Sharing a joke with a class is one of the best parts of education. It’s a potentially fun and entertaining moment and it does wonders for the relationship that you as a teacher have with a group. If it can also include a kind of educational dimension then you have a perhaps unusual but also very valuable combination.
I’ve posted before about the difficult and rather unique place in language acquisition that proverbs and sayings in communication.
They are a difficult part to grasp and to dare to use. I like to use them in my teaching as an art teacher in bilingual education. I often find myself pausing to explain what exactly I mean when I use such a phrase or proverb. Understanding, and daring to use a phrase like ‘that’s a different kettle of fish’ is difficult, but knowing when to use it enriches communication and brings a new level to expression through language.
There is also a kind of flip side to this, and also one that I occasionally encounter in the classroom. A pupil tries to use a translated version of a Dutch proverb. The translated version can at times sound very odd, bewildering or just plain funny.
It is normally only a diversion at the end of a lesson, but throwing translations of Dutch proverbs, (translated literally and into perfect English of course) can become so entertaining, at home in our bilingual household we do it as well. Someone who complains a lot is a ‘moan sock’, a direct translation from the Dutch ‘zeurkous’.
Or try ‘ik schrik me een hoedje’, it is used when you are very shocked or have someone made you jump. It means, literally translated ‘I shocked myself a hat’!
Or ‘you’re standing with your mouth full of teeth’…you just don’t know what to say, ‘met de mond vol tanden staan’ in Dutch.
Or ‘make someone happy with a dead sparrow’….trying to impress someone with something that is actually pretty valueless, ‘iemand blij maken met een dode mus’ in Dutch.
The comedians in the class seem to like the challenge of trying to have mock conversations that include direct English translations or Dutch sayings. I’m not sure if this whole exercise has any real language value. Other than encouraging the pupils to play and explore language in unusual and fun ways. I would hope that it does teach them at least how careful you need to be if to are tempted to try and translate and use a proverb from your own language.
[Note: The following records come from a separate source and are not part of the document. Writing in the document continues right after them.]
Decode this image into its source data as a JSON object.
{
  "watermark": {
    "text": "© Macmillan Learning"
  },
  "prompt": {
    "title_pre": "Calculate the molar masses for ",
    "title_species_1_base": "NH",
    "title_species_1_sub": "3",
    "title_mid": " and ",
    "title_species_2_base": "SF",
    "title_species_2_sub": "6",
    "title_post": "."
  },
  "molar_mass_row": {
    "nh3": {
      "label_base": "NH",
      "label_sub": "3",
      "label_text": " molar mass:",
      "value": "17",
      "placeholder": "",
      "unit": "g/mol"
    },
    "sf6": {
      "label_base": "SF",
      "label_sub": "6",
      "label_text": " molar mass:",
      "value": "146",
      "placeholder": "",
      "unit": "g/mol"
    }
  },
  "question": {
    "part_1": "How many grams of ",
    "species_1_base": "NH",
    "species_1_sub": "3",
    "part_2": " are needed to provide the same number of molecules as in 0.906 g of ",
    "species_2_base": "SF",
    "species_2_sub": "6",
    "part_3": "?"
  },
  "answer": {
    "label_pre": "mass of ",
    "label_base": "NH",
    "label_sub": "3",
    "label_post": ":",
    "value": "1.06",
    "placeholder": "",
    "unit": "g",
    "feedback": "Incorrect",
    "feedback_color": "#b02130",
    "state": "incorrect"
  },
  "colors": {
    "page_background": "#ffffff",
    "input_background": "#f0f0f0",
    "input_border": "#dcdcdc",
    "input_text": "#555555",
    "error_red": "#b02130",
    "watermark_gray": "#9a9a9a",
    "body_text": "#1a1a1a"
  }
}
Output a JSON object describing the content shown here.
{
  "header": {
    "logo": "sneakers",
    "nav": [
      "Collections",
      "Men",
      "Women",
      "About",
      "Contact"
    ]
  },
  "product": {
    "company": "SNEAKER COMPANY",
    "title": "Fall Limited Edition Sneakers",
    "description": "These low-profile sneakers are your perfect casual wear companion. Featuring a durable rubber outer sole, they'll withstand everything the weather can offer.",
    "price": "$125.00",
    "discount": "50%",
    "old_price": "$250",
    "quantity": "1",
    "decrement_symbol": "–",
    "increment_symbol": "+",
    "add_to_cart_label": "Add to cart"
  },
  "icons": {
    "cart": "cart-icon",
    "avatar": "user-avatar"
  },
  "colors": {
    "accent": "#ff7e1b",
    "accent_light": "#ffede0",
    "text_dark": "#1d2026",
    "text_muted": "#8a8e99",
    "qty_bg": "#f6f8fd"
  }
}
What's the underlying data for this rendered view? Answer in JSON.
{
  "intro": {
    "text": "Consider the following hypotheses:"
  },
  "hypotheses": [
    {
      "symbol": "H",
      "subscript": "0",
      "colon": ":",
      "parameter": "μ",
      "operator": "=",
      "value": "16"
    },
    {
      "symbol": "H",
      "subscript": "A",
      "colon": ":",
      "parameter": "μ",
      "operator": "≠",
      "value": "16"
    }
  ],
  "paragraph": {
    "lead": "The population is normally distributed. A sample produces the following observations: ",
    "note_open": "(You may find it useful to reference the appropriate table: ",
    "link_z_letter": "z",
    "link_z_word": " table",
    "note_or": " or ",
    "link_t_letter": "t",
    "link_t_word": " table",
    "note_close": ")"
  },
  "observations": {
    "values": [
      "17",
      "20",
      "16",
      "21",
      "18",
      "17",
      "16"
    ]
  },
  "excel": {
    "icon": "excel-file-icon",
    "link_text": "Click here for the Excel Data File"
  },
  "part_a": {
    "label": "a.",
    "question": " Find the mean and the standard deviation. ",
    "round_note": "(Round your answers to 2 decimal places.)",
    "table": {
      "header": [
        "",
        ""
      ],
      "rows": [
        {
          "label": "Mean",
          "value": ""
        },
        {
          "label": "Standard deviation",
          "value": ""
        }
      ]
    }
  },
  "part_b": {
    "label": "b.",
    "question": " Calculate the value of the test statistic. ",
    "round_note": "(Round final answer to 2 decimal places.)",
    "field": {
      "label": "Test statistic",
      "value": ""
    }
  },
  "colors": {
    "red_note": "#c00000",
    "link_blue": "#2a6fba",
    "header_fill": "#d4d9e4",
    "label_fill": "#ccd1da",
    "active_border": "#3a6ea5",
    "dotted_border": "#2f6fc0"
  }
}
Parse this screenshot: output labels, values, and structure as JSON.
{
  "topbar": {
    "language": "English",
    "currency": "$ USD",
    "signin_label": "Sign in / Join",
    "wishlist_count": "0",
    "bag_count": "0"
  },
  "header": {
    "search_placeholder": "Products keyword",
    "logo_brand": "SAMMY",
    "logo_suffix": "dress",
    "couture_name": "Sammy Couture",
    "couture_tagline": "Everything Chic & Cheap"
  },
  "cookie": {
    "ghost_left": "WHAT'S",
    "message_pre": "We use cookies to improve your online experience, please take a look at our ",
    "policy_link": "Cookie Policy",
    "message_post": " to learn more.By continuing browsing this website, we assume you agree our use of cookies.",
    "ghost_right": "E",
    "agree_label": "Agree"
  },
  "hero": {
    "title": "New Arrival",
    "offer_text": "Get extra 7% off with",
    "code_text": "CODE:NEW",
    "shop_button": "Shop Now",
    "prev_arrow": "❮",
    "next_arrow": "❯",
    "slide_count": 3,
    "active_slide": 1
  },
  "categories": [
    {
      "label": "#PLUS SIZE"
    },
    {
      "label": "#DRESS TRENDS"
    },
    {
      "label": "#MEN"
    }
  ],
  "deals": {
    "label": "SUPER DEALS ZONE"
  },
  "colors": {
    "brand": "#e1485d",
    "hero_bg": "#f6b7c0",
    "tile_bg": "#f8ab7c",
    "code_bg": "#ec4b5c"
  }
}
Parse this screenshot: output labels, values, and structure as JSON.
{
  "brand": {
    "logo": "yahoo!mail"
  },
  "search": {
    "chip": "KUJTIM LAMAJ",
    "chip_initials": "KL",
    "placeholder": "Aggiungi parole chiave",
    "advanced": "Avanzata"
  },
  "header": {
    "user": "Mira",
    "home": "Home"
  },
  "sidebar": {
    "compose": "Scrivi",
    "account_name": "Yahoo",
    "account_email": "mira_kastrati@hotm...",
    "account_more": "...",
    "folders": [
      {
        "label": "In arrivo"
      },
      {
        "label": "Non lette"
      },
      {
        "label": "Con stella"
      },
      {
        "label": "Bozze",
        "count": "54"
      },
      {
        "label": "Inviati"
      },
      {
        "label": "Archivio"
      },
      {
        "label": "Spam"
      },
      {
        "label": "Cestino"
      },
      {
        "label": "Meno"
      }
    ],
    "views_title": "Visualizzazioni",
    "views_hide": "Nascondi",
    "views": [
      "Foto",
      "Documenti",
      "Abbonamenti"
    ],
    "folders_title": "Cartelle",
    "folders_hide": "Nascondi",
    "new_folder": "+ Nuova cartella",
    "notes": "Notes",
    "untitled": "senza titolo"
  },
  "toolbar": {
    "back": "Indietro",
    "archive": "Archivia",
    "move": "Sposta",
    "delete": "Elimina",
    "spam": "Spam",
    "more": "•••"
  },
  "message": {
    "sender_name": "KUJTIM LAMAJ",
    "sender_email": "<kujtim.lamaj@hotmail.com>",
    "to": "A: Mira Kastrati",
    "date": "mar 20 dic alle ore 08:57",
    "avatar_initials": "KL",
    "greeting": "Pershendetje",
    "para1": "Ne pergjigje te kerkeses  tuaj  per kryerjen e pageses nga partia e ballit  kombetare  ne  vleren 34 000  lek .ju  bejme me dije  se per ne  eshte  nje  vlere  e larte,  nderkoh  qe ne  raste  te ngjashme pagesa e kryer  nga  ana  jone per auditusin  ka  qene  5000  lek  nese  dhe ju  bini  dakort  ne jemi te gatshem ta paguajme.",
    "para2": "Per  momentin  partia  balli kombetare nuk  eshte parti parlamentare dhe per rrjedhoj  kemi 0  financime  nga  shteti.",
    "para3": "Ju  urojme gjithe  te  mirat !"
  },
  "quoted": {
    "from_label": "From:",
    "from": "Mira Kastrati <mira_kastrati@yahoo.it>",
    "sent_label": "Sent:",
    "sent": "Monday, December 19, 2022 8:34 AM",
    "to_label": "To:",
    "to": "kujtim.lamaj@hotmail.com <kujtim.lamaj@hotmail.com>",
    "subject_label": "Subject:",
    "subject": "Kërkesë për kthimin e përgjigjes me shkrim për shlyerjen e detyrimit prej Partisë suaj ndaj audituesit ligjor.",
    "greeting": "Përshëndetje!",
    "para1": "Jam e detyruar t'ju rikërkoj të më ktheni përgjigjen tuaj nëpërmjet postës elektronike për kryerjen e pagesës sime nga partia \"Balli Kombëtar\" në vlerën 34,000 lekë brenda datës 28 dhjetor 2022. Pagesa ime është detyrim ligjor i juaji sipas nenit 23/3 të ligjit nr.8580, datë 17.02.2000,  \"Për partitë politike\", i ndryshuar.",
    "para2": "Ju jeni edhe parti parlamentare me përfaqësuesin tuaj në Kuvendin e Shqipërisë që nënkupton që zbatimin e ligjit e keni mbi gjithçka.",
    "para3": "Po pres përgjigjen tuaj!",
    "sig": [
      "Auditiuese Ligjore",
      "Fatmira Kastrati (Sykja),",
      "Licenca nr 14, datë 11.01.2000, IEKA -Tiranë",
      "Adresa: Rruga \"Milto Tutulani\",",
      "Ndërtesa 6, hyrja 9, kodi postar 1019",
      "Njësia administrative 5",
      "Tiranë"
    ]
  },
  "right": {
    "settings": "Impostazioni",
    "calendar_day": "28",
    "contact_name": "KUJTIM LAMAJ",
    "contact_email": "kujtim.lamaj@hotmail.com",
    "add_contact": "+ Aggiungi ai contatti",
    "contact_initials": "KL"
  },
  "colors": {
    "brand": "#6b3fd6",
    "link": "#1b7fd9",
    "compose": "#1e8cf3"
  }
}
It can leave you looking well, a little daft, which is where the football connection comes in. The current coach (Louis van Gaal) of Manchester United also at times runs into problems in this area as the following two videos show:
If anyone has any examples of strange translations of sayings and proverbs into English I’d be interested to hear them.